I only ended up walking a short distance this year as my father wanted help passing out his candy, so my wife and daughter had to carry on without me. It certainly was a treat, though, to see all of the wonderfully elaborate outfits kids came up with this year.

Trick-or-treating has also evolved over the years. As a trick-or-treater in the early 1980s, I can still recall the “candy tampering” incidents, that were rampant at that time. Hearing reports of razor blades or needles hidden inside candy bars was enough to cause every parent to be overly cautious.

I remember coming home from gathering candy and having to wait patiently as my mother meticulously went through the bounty before getting any chance to eat it.  Now I get to do that for my children and I may, or may not, drag out the process by slowly picking up each piece and giving it a good once over before signing off. I also may or may not open and eat a piece or three just to be sure.

Living in northern Maine, we never know what type of weather it will be for trick-or-treating. This year, some areas in The County had small amounts of snow on the ground. I can faintly recall going out one year when I was probably 8 or 9 years old with significant snow on the ground. Why does this stick in my memory? Well, because I also not-so-fondly recall slipping and falling on said snow and having all of the candy in my little plastic jack o’lantern go spilling all over the yard.

Costumes have changed dramatically since I was a child. Back then, we purchased a vinyl costume that went over your regular clothes (and sometimes snowsuit) and came with a large plastic mask. The vinyl smelled strangely like a new swimming pool liner, while the plastic masks would get all wet from perspiration and condensation as there was rarely any hole for your mouth.

Today’s costumes are far more realistic, with fabric suits complete with built-in padded muscles no less. Back in my day, “Spider-Man” and “Darth Vader” costumes were always my favorite and it is nice to see those are still popular today — albeit on a much fancier level. Homemade costumes have also grown in popularity.

And for those who are not comfortable taking their children door-to-door soliciting for candy, many churches and recreation departments in The County hold “Trunk or Treat” events in a more controlled environment.

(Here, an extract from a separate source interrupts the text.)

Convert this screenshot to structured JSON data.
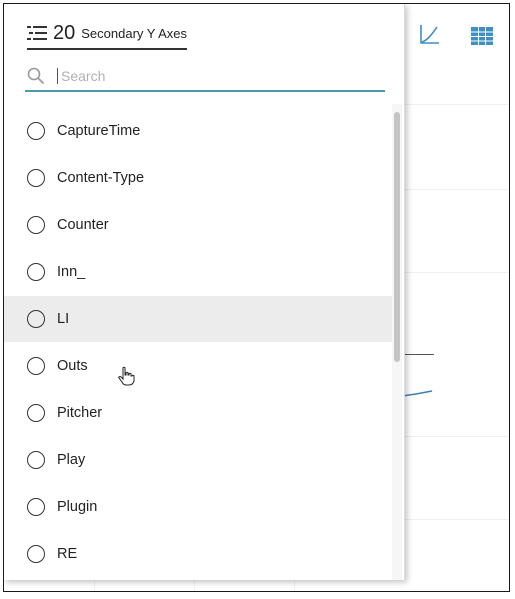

All in all, it was a successful hunt for loot for my daughter and she even shared some of it with me — after I carefully “inspected” it of course.

Joseph Cyr is the senior reporter/sports editor for the Houlton Pioneer Times.